**PROBLEM TO WORK ON**
In the records, find each line where "content" occurs, and copy it.

====== RAW DATA

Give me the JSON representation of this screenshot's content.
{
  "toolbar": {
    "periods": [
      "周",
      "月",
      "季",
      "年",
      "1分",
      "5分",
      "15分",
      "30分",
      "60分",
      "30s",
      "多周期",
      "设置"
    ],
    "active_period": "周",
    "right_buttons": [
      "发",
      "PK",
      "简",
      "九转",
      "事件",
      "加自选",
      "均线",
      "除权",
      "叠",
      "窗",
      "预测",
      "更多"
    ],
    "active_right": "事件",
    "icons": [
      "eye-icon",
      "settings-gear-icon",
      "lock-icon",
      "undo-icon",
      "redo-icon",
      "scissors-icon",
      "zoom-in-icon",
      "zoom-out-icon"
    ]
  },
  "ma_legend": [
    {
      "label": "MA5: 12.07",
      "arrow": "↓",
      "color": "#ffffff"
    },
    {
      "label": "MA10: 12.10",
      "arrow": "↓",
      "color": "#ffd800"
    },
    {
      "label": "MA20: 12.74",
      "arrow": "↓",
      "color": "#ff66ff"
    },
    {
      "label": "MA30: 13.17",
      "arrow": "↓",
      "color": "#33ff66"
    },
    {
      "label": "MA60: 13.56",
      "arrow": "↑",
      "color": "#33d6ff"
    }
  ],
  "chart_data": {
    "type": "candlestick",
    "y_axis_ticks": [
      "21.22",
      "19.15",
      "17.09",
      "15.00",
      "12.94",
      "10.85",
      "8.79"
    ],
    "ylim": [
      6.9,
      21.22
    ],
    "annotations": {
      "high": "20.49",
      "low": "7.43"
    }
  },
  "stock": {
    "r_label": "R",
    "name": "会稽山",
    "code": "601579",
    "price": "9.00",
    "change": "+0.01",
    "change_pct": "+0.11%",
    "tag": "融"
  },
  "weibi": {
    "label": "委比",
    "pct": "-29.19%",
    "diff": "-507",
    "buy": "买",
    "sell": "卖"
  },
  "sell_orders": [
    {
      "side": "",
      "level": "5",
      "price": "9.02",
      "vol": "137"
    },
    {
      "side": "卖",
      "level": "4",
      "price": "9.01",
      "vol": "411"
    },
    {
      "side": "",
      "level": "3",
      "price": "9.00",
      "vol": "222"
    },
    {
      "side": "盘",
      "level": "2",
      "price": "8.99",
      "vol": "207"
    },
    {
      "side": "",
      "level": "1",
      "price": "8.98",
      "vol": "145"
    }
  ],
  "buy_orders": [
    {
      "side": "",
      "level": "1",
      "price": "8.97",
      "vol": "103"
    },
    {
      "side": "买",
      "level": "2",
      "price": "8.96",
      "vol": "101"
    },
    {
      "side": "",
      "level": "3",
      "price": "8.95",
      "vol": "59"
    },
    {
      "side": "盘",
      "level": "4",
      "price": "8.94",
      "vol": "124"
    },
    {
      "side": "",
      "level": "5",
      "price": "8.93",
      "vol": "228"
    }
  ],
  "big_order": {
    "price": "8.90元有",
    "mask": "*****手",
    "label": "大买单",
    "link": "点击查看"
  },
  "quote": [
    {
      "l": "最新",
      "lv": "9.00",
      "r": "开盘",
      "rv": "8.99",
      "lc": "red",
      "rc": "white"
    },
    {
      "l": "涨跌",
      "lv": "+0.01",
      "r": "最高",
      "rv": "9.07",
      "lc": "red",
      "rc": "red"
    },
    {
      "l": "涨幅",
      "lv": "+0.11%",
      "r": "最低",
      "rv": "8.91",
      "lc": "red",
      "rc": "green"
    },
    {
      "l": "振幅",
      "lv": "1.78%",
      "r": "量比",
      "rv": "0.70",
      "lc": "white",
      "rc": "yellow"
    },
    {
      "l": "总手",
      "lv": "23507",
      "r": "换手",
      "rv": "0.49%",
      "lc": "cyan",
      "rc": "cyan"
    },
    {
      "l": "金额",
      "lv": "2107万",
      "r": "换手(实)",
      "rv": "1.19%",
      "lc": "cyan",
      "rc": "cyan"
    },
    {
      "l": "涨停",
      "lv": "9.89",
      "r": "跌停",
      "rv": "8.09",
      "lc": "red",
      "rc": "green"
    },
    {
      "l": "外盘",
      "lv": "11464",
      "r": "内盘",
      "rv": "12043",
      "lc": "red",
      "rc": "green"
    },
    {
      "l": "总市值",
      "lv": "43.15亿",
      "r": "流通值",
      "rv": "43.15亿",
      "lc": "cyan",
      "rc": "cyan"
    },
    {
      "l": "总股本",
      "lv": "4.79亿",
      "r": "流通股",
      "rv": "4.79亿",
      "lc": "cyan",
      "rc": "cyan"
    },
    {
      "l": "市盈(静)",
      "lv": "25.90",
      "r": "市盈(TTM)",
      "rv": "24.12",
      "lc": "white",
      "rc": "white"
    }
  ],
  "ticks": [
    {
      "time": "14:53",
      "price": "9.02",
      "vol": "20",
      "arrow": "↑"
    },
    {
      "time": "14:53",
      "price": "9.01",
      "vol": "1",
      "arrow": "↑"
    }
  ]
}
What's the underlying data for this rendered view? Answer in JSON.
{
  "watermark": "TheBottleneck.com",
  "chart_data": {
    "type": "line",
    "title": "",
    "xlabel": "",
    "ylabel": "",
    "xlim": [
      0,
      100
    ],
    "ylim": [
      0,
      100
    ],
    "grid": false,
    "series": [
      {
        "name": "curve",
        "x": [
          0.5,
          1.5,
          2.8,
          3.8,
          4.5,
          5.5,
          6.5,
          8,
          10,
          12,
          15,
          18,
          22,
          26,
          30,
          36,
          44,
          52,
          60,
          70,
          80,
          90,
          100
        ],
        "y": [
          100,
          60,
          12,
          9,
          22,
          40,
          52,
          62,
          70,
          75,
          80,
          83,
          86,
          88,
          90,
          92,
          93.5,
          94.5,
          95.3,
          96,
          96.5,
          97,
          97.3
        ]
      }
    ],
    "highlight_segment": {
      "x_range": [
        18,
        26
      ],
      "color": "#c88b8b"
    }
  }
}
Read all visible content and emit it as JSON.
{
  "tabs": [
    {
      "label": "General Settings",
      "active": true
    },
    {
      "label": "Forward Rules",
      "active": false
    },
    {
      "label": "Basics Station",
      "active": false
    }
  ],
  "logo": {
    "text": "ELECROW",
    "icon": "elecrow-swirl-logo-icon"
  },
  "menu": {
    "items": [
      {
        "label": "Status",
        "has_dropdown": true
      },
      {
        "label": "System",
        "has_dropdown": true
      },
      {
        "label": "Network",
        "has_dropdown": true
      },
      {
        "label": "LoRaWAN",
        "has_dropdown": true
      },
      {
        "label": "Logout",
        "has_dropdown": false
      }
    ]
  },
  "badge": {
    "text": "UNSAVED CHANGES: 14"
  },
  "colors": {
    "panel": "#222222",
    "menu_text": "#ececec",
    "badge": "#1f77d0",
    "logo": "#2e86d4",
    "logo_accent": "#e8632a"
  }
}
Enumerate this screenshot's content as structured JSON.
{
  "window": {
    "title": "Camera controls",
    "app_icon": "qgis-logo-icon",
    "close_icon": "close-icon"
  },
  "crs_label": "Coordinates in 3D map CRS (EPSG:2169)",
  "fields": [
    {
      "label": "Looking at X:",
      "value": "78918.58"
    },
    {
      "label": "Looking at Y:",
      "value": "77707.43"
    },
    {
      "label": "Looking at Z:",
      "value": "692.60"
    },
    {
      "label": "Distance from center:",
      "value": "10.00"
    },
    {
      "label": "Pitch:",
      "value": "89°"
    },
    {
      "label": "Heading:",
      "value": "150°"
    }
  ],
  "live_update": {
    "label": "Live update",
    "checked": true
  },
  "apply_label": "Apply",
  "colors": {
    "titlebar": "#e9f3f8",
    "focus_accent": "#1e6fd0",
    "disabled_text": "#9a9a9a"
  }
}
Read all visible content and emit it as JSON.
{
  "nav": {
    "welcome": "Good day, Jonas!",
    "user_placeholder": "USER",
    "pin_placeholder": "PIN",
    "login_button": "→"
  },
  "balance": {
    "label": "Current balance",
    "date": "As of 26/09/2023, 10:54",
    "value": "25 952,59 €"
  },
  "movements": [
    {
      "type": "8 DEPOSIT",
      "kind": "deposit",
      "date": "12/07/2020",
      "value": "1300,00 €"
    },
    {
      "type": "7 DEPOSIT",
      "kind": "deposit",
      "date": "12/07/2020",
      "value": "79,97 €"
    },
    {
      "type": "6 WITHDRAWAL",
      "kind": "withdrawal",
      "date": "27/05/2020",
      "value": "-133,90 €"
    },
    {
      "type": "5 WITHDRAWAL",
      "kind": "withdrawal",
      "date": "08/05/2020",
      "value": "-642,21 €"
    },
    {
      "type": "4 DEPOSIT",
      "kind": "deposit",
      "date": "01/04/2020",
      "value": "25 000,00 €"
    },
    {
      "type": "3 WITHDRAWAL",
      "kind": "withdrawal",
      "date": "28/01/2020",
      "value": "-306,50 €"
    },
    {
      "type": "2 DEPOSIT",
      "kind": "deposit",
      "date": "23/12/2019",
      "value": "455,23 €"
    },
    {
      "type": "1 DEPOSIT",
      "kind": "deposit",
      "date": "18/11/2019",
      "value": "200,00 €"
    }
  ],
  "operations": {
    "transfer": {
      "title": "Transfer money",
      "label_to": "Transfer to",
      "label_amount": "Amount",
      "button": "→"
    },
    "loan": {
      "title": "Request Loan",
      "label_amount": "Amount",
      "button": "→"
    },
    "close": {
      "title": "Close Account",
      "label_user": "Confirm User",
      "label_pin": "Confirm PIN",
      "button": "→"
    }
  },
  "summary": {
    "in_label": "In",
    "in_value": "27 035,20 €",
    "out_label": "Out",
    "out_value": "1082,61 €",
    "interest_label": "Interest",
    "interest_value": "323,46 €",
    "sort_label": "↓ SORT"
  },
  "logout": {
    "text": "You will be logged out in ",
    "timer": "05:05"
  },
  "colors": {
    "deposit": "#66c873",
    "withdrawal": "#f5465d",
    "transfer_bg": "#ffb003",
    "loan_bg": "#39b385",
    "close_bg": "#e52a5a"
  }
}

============

**SOLUTION BELOW**
Give me the JSON representation of this screenshot's content.
Read all visible content and emit it as JSON.
Enumerate this screenshot's content as structured JSON.
Read all visible content and emit it as JSON.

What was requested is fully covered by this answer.